Egyptology Weekend: Temple of Karnak

This weekend my topic is the huge Temple of Karnak. The temple, which is actually a whole complex of temples, is one of the largests temple-complexes in the world. It is about 1.5 kilometers long and almost one kilometer broad. It is located in the modern town of Luxor in Southern Egypt on the Easterne bank of the Nile. In ancient times, the main part of the temple was dedicated to the god Amun and his family: his wife Mut and son Khonsu. Amun was one of the most important gods of ancient Egypt, so it is not wonder that this temple is so huge. Below is an image of the ground-plan of the temple.

The temple was founded around 2000 BCE and for the next 2000 years, almost every pharaoh build, demolished, extended and maintained this temple. Today, the ruin is by far one of the most magnificent ruins of the world. Below you see the facade of the temple.

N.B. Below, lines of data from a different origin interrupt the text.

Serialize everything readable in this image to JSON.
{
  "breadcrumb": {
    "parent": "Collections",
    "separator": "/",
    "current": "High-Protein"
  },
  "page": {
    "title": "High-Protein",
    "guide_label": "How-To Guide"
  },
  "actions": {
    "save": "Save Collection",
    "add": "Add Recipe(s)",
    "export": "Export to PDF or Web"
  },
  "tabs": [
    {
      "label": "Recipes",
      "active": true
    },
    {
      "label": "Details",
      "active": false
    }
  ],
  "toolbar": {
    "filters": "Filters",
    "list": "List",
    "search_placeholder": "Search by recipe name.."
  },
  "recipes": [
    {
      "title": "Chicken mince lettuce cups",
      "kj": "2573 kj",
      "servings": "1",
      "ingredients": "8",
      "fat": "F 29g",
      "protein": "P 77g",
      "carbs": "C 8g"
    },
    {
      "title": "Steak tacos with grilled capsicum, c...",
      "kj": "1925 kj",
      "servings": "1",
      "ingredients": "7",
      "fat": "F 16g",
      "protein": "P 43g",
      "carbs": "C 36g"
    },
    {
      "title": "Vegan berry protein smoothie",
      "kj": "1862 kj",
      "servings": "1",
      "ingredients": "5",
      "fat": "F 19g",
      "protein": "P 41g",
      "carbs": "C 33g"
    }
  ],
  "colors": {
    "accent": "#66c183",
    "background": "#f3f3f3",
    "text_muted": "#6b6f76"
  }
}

Upon entering, you walk down a long avenue of sphinxes and enter through a large pylon which is the gateway into the temple.This image is from flickr and is shot by the user Yi-Chen.

Most Egyptian temples are build from the same “master-plan”. There is a row of features, that you’ll find in most temples. One of those features is the pylon, fronting every temple. This one in Karnak is huge. You can see niches as well as windows in the pylon. Long, thin flagpoles were placed in the niches and they were tied up from the windows so that they would not break. Usually, a pylon is decorated with reliefs of various gods and goddesses and pharaoh smiting enemies in front of the gods. But the pylon in the Karnak Temple was never finished, so it has no decorations. Below is an image of one of the most famous features in the Karnak Temple: The great columned hall.
The hall was build by the pharaohs Sety I and his son Ramesses II. It is impossible to show an image or to describe just how enormous this hall actually is. It is a virtual forest of columns, more than 100, some of them more than 20 meters high. In ancient times, the hall had a roof and it symbolised the plants, the fertility, along the Nile. Some of the relief on the columns are very pretty, like you can see on the image below.

The duck and the sun disc spells Sa Ra, meaning Son of the Sun God Re. Immediately in front and behind the Sa Ra-glyphs, you can see the cartocuhes (name-rings) of pharaoh Ramesses II. The glyphs then means: Ramesses II is the Son of Re (but then again all pharaohs were sons of Re anyway).

The temple, like every other temple, also had a Sacred Lake, where priests could purify themselves before attending to rituals. You also needed obelisks, long, thin stone-poles pointing towards the sun and inscribed with whatever name of the pharaoh who gave the obelisk to the temple.

Karnak Temple was called Ipet-Isut in ancient times. That means “Most Select of Places”. Today, this ancient holy ground is still a very select place, visited by thousands and thousands of tourists every day. But it is so huge that it rarely feels crowded. Or at least you can always find a spot where, if you really strain your ears, you can still hear the footsteps of priests and workers echoing down through the millenia ;o) And there is so much more to be said about this temple, that it will end up being a very, very long post if I do not stop now.
Wikipedia has a decent article here and the Tour Egypt website describe the temple here. You can see my flickr images from the temple here.
For the coming two weekends I’ll actually be in Egypt, so no Egyptology Weekend, as I will not be able to be online every day.